We rely on shades of grey to provide depth and help differentiate the various elements within our composition.

Applying color filters in post-processing is a lesser-known yet powerful technique.

Although our end result won’t display the colors, these filters affect the greyscale conversion and can radically change the look and feel of our photos.

  • Red filters – These generally increase contrast and darken skies.
  • Yellow filters – Useful for gently darkening skies and enhancing clouds.
  • Green filters – These can lighten foliage and impact skin tones in portraits.

It’s fascinating how the selective application of sharpening can lead to a more refined image.

By not applying sharpening uniformly but targeting it to key areas, we can bring forward the most vital attributes without introducing unwanted noise or artificiality.

Understanding the zonal system, initially devised by Ansel Adams, remains relevant in digital post-processing.

We use this approach to ensure we have a full range of tones that translate into a rich, detailed photograph that stands out in a world accustomed to color saturation.

Our aim is always to achieve a balanced, dynamic range that does justice to the beauty inherent in the absence of color.

Black And White Photography Tips – Wrap Up

We’ve journeyed through the captivating world of black and white photography and discovered the power of simplicity in capturing the world without color.

By mastering composition and contrast and honing our post-processing skills we can create images that speak volumes.
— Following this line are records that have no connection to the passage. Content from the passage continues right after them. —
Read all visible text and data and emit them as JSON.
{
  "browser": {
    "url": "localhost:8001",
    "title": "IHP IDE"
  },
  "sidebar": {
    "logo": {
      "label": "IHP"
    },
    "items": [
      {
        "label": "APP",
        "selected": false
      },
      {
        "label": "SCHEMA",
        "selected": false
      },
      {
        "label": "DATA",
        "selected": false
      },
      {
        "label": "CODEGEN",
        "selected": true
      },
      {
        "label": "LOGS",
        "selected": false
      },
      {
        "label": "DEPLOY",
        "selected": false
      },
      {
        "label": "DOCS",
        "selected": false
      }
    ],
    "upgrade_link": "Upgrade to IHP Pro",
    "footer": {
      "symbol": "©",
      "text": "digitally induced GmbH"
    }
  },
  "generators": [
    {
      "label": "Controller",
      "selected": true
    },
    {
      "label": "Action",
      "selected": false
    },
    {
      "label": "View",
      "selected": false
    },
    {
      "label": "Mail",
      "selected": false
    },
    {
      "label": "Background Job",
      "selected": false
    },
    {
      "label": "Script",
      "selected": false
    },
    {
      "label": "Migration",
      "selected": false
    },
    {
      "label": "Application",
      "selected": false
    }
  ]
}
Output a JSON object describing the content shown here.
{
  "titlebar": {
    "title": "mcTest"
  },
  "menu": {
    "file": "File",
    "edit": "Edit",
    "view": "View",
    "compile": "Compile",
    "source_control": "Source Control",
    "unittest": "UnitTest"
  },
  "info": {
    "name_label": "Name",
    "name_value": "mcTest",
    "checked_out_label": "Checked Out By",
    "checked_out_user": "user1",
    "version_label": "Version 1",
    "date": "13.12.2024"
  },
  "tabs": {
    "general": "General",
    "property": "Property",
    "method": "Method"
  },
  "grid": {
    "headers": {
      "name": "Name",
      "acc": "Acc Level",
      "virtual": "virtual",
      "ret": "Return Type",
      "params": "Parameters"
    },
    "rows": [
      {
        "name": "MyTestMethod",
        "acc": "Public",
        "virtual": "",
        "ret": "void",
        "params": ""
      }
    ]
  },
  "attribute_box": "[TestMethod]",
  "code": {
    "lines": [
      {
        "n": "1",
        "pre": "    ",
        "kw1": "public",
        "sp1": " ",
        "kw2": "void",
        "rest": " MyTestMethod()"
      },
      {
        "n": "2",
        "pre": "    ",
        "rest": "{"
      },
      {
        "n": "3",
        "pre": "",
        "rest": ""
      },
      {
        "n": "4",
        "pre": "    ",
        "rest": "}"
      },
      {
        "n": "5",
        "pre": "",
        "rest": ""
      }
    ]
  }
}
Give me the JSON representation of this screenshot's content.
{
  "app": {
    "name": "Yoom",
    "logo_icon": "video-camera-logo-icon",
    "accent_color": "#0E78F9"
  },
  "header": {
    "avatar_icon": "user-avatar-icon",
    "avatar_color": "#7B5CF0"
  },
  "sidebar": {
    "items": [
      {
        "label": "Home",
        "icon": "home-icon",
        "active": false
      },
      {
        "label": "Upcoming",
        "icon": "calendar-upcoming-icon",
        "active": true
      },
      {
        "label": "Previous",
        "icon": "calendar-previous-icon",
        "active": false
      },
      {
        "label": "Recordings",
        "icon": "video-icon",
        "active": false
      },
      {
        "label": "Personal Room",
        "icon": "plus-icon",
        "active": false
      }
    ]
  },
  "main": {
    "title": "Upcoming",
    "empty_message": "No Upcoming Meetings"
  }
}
Let’s embrace the challenge of working with shades of gray to tell our stories with depth and emotion.

Remember it’s not just about what we see but how we see it that transforms a photograph from a mere picture to a piece of art.

Now let’s go out there and create monochrome masterpieces that will stand the test of time.

Frequently Asked Questions

What Makes Black And White Photography Special?

Black and white photography is valued for its simplicity and elegance.

It eliminates color distractions, allowing viewers to focus on subjects’ forms, textures, and emotions, thereby enhancing the visual impact of an image.

Why Is Composition Important In Black And White Photography?

Composition in black and white photography is critical because it shapes how the viewer’s eye moves through the image.

A strong composition determines the balance and narrative of a photo, making the use of light, shadows, lines, and forms essential.

What Post-processing Techniques Enhance Monochrome Images?

Post-processing techniques that can enhance monochrome images include adjusting dynamic range, fine-tuning exposure, altering clarity and texture, selective editing, applying color filters, sharpening, and using the zonal system.

These methods help create a well-balanced image with a dynamic range.

How Do Color Filters Affect Black And White Photography?

Color filters in black and white photography can alter the way different colors are converted to grey tones.

They can highlight or suppress specific elements within the image, thus controlling contrast and helping to direct the viewer’s attention.

What Is The Zonal System And How Does It Apply To Black And White Photos?

The zonal system is a photographic technique that divides an image into ten zones from pure black to pure white.

Understanding and using this system allows photographers to more effectively manage the tonal range in their black and white images, ensuring that each zone displays the desired level of detail.